**TASK ITEM:**
Report how many lines of the records below include the word "JSON". Give nothing but the number.

Page and application data records
>>>>>
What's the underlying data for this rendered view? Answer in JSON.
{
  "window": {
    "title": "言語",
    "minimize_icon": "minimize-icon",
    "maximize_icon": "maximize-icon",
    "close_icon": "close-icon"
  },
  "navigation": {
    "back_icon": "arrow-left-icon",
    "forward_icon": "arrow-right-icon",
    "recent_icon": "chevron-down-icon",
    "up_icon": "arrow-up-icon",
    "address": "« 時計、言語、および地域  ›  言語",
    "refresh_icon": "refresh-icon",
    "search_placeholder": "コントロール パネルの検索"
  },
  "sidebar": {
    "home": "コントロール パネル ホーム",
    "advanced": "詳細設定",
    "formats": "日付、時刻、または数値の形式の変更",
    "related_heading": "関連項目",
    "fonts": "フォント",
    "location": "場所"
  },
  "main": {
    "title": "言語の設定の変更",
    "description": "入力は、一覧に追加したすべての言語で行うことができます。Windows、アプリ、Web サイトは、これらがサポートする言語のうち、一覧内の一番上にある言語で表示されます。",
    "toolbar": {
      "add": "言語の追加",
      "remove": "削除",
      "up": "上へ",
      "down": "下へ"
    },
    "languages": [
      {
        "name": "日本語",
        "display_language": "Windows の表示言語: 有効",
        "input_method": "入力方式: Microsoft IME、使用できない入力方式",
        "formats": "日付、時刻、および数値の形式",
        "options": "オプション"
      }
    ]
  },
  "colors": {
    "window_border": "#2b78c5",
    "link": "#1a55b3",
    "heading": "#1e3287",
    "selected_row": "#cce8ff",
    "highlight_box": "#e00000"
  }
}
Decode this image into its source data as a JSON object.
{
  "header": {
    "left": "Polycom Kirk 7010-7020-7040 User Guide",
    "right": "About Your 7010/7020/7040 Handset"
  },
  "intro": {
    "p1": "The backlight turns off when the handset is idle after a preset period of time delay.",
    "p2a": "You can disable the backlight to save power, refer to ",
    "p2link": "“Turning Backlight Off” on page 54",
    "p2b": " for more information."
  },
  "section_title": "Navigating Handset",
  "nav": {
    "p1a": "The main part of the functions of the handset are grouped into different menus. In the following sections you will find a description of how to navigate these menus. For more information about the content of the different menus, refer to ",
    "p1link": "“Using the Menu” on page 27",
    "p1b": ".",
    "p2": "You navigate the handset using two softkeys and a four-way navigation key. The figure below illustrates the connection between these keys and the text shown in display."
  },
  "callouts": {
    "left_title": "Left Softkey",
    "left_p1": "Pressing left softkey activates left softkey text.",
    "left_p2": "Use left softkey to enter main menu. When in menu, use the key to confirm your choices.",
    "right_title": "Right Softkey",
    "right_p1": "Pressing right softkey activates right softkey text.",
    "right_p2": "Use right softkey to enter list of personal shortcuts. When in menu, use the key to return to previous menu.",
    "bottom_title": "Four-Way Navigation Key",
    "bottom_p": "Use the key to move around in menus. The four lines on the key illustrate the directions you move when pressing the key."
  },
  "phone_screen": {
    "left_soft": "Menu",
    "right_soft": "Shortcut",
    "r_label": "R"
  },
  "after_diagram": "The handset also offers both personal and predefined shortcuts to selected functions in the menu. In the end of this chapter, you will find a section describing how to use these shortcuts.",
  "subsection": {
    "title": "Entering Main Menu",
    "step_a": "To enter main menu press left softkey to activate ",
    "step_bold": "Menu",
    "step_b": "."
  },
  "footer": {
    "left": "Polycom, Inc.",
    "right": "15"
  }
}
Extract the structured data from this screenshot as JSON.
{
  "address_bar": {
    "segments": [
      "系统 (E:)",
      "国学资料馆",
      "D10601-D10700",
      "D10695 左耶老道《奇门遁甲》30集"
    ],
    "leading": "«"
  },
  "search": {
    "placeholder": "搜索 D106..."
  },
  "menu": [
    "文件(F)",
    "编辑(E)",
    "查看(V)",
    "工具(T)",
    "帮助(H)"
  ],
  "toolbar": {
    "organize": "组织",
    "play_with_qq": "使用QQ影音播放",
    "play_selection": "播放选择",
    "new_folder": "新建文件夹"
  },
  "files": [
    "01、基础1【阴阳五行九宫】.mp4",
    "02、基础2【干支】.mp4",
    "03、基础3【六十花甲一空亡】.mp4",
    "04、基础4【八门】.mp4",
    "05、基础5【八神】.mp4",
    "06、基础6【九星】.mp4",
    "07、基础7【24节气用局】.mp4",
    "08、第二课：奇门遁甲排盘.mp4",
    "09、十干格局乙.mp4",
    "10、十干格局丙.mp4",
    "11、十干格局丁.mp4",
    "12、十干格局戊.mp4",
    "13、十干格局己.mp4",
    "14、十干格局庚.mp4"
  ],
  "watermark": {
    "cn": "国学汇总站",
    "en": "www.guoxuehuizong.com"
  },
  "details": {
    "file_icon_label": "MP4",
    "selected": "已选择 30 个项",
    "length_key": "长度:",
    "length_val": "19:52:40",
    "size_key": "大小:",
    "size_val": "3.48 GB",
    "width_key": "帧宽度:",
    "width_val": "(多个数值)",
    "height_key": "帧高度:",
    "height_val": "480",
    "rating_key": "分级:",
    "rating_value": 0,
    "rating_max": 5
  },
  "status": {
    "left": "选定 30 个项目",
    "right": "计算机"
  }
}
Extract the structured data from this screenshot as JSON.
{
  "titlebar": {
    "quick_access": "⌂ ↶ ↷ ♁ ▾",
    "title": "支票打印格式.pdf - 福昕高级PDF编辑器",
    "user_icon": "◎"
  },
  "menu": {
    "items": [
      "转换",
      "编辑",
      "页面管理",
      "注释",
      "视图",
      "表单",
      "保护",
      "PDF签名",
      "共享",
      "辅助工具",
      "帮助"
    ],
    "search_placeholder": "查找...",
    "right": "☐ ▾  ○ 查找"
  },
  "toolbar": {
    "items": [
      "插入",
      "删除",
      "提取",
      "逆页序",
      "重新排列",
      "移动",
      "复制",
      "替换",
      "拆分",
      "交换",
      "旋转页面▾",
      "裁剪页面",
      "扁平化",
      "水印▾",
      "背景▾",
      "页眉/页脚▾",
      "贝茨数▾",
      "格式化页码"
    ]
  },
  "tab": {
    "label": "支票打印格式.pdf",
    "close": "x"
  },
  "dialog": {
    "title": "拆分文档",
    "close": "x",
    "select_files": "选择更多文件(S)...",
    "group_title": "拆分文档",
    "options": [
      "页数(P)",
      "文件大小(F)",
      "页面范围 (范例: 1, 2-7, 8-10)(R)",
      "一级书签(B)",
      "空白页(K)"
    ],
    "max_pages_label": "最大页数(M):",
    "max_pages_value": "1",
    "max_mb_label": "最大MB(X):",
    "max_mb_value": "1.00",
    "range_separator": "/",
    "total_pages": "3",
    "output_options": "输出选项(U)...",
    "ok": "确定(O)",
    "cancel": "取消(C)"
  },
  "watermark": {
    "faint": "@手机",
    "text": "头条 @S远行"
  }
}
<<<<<
**OUTPUT BELOW:**
4